Woodstock, Illinois. May 11 – Even prosecutors acknowledged the case is a bit odd, but thatâ€™s not stopping them from pursuing felony drunk driving charges against an Oakwood Hills man and repeat DUI offender accused of riding his Schwinn bicycle while drunk.
Oakwood Hills police charged Charles Braun, 43, with drunken driving after he allegedly rode his bike â€“ which happened to have a small motor attached to it â€“ into traffic and caused a crash near Valley View Road and North Park Drive on April 21. His blood alcohol level was .272 at the time, prosecutors said…
â€œThe bicycle had a motor that was no longer operating,â€ Braun told the judge during his request for a bond reduction. â€œThe pull-cord was broken before the [crash].â€
In agreeing to lower Braunâ€™s bond from $20,000 to $10,000, Judge Joseph Condon said the state has no evidence that the motor was working…
But prosecutors said they believe the charges are valid.

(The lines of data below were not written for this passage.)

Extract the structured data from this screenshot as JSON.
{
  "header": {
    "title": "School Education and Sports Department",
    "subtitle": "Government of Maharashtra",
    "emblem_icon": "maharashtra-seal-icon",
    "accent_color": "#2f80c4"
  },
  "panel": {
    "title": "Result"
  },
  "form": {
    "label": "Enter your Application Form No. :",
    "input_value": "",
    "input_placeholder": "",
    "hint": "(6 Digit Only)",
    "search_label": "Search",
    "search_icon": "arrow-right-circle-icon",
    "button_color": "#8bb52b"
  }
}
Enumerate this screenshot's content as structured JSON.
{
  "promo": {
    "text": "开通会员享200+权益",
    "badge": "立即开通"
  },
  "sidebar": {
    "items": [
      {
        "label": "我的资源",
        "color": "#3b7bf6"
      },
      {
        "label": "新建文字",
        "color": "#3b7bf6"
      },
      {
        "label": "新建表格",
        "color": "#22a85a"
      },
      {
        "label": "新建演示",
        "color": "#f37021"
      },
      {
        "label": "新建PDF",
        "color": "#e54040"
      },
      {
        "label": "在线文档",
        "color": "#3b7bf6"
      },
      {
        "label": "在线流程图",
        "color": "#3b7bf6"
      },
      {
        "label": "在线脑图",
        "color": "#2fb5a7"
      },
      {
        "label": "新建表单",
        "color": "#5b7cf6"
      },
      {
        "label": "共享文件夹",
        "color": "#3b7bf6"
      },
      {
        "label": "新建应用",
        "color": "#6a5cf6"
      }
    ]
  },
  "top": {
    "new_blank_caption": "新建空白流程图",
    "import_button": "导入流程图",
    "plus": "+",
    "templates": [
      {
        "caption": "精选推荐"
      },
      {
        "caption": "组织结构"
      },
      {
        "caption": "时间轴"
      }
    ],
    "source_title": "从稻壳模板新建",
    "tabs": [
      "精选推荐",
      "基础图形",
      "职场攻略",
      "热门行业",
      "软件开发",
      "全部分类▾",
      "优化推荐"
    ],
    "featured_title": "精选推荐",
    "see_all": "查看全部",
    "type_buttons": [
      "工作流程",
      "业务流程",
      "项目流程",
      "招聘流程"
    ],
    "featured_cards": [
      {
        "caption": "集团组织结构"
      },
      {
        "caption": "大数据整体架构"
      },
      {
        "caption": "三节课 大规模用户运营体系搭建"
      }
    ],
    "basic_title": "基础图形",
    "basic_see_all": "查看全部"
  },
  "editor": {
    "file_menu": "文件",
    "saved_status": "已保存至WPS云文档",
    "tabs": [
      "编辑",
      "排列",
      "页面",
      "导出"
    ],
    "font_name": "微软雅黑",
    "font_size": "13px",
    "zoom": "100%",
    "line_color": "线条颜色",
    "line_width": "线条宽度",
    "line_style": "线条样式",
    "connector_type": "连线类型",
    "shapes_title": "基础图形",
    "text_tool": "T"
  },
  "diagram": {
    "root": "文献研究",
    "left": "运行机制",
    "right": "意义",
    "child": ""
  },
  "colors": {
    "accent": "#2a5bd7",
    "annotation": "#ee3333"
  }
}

Even if the motor wasnâ€™t working, the charges would still stand, (Assistant State’s Attorney Ryan) Blackney said, because the bicycle was not in â€œjunk status.â€
Because of a prior record that includes three drunken driving convictions â€“ those from driving an actual car â€“ if convicted on the bicycle charges, heâ€™d have to serve a mandatory minimum of three years in prison and would not be eligible for probation or supervision.
Three years in state prison for riding a bike under the influence. That should teach him…to just use a car next time.